After 20  minutes walking around the nature walk at the tarns I headed back down towards the village.

Below is a view of Jacks Hut from the opposite (southern) side of SH73. There are tracks from this point to the "Chasm" (a point where the Bealey River goes underground) and the Bealey Valley Track both of which are worth a look.

Jacks Hut from far side of SH73, Arthur's Pass

Arthurs Pass Walking Track : one of the picturesque side streams
I stopped about half way back to the village and sat on a log for a break for 5 minutes listening to the forest, river gurgle and birdsong.

Stopped for a snack on the Arthurs Pass Walking Track

Arthurs Pass Walking Track : new stairs to climb and descend a gully

Young Dracophyllum traversii alpine tree
The scene below will be familiar to anyone who has visited Arthur's Pass, these are the Punchbowl Falls close to the village. They are 112 metres high and come from an ice field on the saddle between Mt Cassidy and Mt Aicken. 

I am told that DOC have up graded the track to the falls and they now a wonder of board walk and platforms, I will have to visit sometime to confirm this. 
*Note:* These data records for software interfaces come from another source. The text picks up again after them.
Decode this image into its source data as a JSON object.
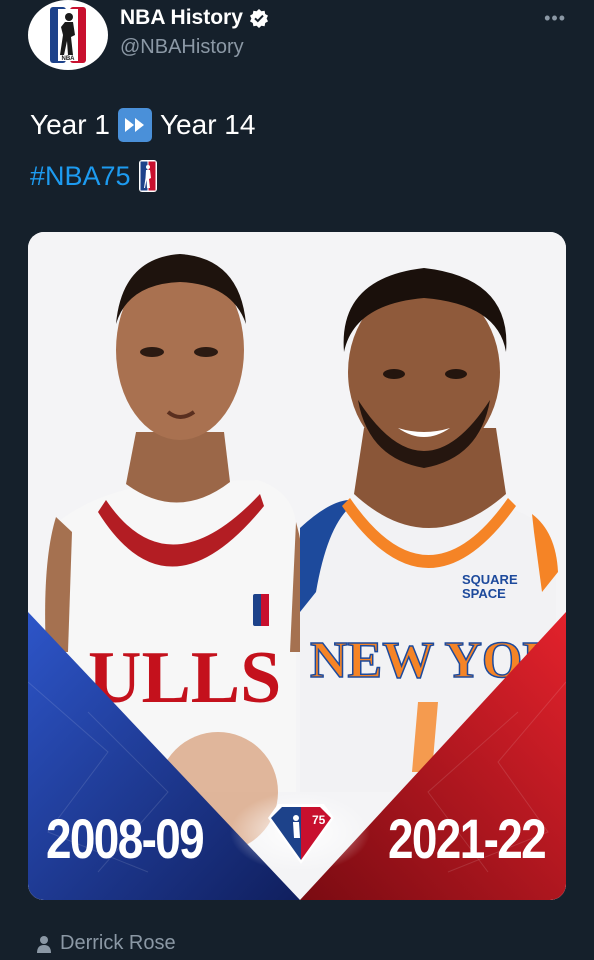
{
  "account": {
    "display_name": "NBA History",
    "handle": "@NBAHistory",
    "more_label": "•••"
  },
  "tweet": {
    "year_start": "Year 1",
    "year_end": "Year 14",
    "hashtag": "#NBA75"
  },
  "media": {
    "left_jersey_text": "ULLS",
    "right_jersey_text": "NEW YORK",
    "sponsor_line1": "SQUARE",
    "sponsor_line2": "SPACE",
    "season_left": "2008-09",
    "season_right": "2021-22",
    "badge_text": "75",
    "colors": {
      "left_panel": "#1f3f9e",
      "right_panel": "#c4111c",
      "link": "#1d9bf0",
      "background": "#15202b"
    }
  },
  "caption": {
    "text": "Derrick Rose"
  },
  "icons": [
    "nba-logo-icon",
    "verified-badge-icon",
    "more-options-icon",
    "fast-forward-icon",
    "nba-logo-emoji-icon",
    "nba75-logo-icon",
    "person-icon"
  ]
}
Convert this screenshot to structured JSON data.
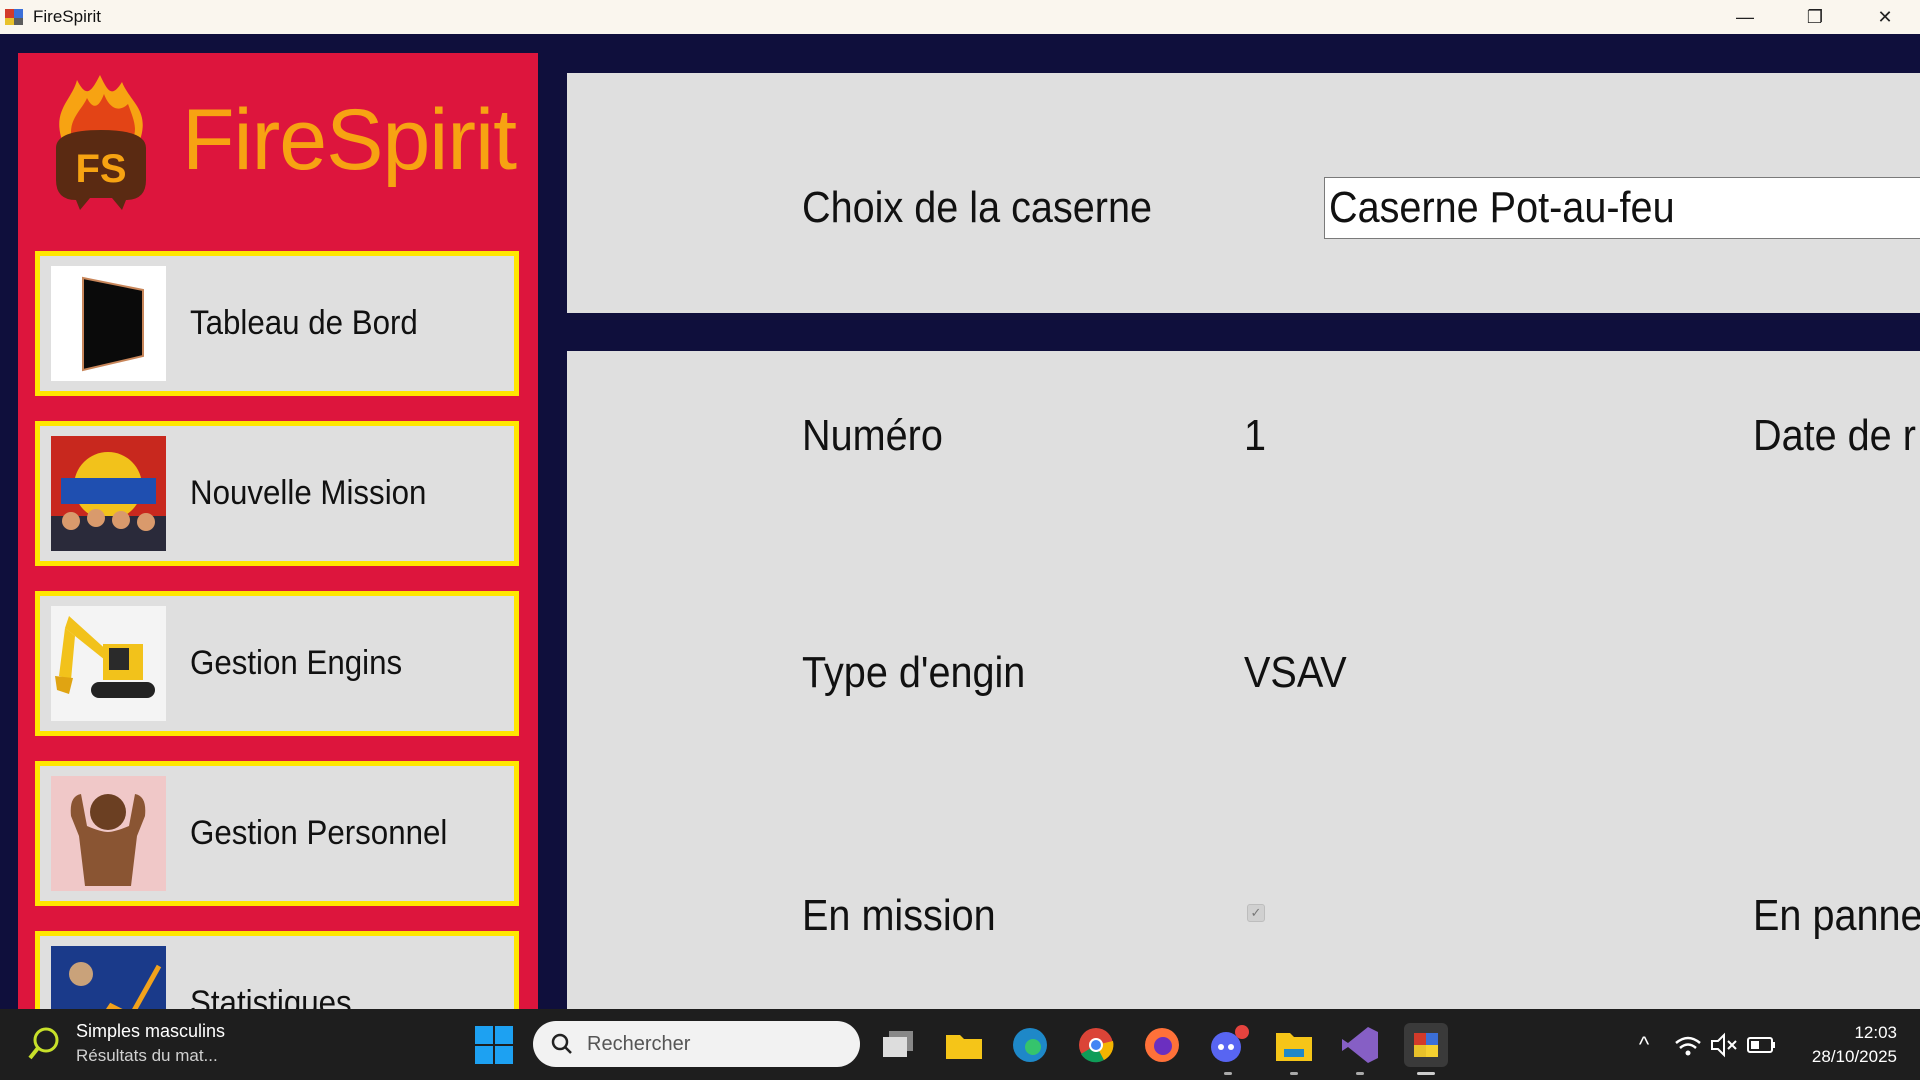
{
  "window": {
    "title": "FireSpirit",
    "minimize": "—",
    "restore": "❐",
    "close": "✕"
  },
  "brand": {
    "name": "FireSpirit",
    "logo_text": "FS"
  },
  "nav": [
    {
      "label": "Tableau de Bord"
    },
    {
      "label": "Nouvelle Mission"
    },
    {
      "label": "Gestion Engins"
    },
    {
      "label": "Gestion Personnel"
    },
    {
      "label": "Statistiques"
    }
  ],
  "caserne": {
    "label": "Choix de la caserne",
    "selected": "Caserne Pot-au-feu"
  },
  "engin": {
    "numero_label": "Numéro",
    "numero_value": "1",
    "date_label": "Date de r",
    "type_label": "Type d'engin",
    "type_value": "VSAV",
    "mission_label": "En mission",
    "mission_checked": true,
    "check_glyph": "✓",
    "panne_label": "En panne"
  },
  "taskbar": {
    "weather_title": "Simples masculins",
    "weather_sub": "Résultats du mat...",
    "search_placeholder": "Rechercher",
    "time": "12:03",
    "date": "28/10/2025",
    "tray_chevron": "^"
  },
  "colors": {
    "sidebar": "#dd153d",
    "frame": "#0f0f3c",
    "nav_border": "#ffe600",
    "brand": "#f7a312",
    "panel": "#dfdfdf"
  }
}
Punchbowl Falls from near the Arthur's Pass Walking Track car park

Close-up of Punchbowl Falls from the car park

View up Bealey Valley towards Arthurs Pass

It was a good days tramping and while not the trip I had planned it still worked out very nicely. It was excellent weather for a walk, dry but not too hot. Even though this is a popular track I only saw four other people on the track. It was surprising but Spring has only just started so possibly there aren't many tourists around yet.

Access: The track starts at the car park for the Punchbowl Falls, this is at the western end of Arthur's Pass township, look for the sign on the Bealey River side of SH73.
Track times: 1.5-2 hours to Arthur's Pass, same return.
Miscellaneous: All weather track, all streams bridged. Take water as all side streams along this track are contaminated. Watch for traffic on SH73 as you cross at Jacks Hut.